Exercise description.
Reproduce the whole listing that follows, exactly as it stands.

Data for review.
== Segment start ==

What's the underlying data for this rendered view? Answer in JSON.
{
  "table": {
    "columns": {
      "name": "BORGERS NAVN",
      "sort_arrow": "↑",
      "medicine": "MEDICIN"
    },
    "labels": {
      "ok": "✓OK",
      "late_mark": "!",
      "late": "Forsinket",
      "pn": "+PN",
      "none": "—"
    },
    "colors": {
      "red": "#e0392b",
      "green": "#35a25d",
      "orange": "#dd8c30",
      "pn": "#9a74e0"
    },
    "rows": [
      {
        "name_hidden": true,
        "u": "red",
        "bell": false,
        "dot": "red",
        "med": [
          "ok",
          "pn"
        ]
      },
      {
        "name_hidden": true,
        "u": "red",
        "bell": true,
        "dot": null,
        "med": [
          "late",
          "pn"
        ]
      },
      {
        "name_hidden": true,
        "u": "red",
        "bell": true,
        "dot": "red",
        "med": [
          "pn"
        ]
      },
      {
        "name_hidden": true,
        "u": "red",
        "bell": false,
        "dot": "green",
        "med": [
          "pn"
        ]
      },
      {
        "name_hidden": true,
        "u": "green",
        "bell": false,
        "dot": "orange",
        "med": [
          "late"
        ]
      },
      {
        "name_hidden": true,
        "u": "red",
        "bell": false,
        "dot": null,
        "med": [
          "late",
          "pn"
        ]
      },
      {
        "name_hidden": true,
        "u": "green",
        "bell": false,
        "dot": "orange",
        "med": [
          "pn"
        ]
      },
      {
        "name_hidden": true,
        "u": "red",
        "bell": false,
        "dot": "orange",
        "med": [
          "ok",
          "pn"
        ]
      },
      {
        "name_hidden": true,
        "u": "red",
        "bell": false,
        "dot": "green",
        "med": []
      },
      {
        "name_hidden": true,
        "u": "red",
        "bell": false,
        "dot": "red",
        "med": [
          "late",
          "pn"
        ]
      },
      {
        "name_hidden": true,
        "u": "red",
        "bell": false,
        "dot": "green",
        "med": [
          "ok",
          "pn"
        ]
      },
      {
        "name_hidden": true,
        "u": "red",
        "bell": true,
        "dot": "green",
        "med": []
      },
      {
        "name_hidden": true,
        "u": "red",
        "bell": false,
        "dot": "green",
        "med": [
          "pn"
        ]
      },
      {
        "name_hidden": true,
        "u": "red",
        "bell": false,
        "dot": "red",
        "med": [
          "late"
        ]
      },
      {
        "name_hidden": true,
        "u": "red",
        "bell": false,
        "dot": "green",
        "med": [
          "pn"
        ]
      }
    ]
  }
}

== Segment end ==

Solution for this exercise.
What's the underlying data for this rendered view? Answer in JSON.
{
  "table": {
    "columns": {
      "name": "BORGERS NAVN",
      "sort_arrow": "↑",
      "medicine": "MEDICIN"
    },
    "labels": {
      "ok": "✓OK",
      "late_mark": "!",
      "late": "Forsinket",
      "pn": "+PN",
      "none": "—"
    },
    "colors": {
      "red": "#e0392b",
      "green": "#35a25d",
      "orange": "#dd8c30",
      "pn": "#9a74e0"
    },
    "rows": [
      {
        "name_hidden": true,
        "u": "red",
        "bell": false,
        "dot": "red",
        "med": [
          "ok",
          "pn"
        ]
      },
      {
        "name_hidden": true,
        "u": "red",
        "bell": true,
        "dot": null,
        "med": [
          "late",
          "pn"
        ]
      },
      {
        "name_hidden": true,
        "u": "red",
        "bell": true,
        "dot": "red",
        "med": [
          "pn"
        ]
      },
      {
        "name_hidden": true,
        "u": "red",
        "bell": false,
        "dot": "green",
        "med": [
          "pn"
        ]
      },
      {
        "name_hidden": true,
        "u": "green",
        "bell": false,
        "dot": "orange",
        "med": [
          "late"
        ]
      },
      {
        "name_hidden": true,
        "u": "red",
        "bell": false,
        "dot": null,
        "med": [
          "late",
          "pn"
        ]
      },
      {
        "name_hidden": true,
        "u": "green",
        "bell": false,
        "dot": "orange",
        "med": [
          "pn"
        ]
      },
      {
        "name_hidden": true,
        "u": "red",
        "bell": false,
        "dot": "orange",
        "med": [
          "ok",
          "pn"
        ]
      },
      {
        "name_hidden": true,
        "u": "red",
        "bell": false,
        "dot": "green",
        "med": []
      },
      {
        "name_hidden": true,
        "u": "red",
        "bell": false,
        "dot": "red",
        "med": [
          "late",
          "pn"
        ]
      },
      {
        "name_hidden": true,
        "u": "red",
        "bell": false,
        "dot": "green",
        "med": [
          "ok",
          "pn"
        ]
      },
      {
        "name_hidden": true,
        "u": "red",
        "bell": true,
        "dot": "green",
        "med": []
      },
      {
        "name_hidden": true,
        "u": "red",
        "bell": false,
        "dot": "green",
        "med": [
          "pn"
        ]
      },
      {
        "name_hidden": true,
        "u": "red",
        "bell": false,
        "dot": "red",
        "med": [
          "late"
        ]
      },
      {
        "name_hidden": true,
        "u": "red",
        "bell": false,
        "dot": "green",
        "med": [
          "pn"
        ]
      }
    ]
  }
}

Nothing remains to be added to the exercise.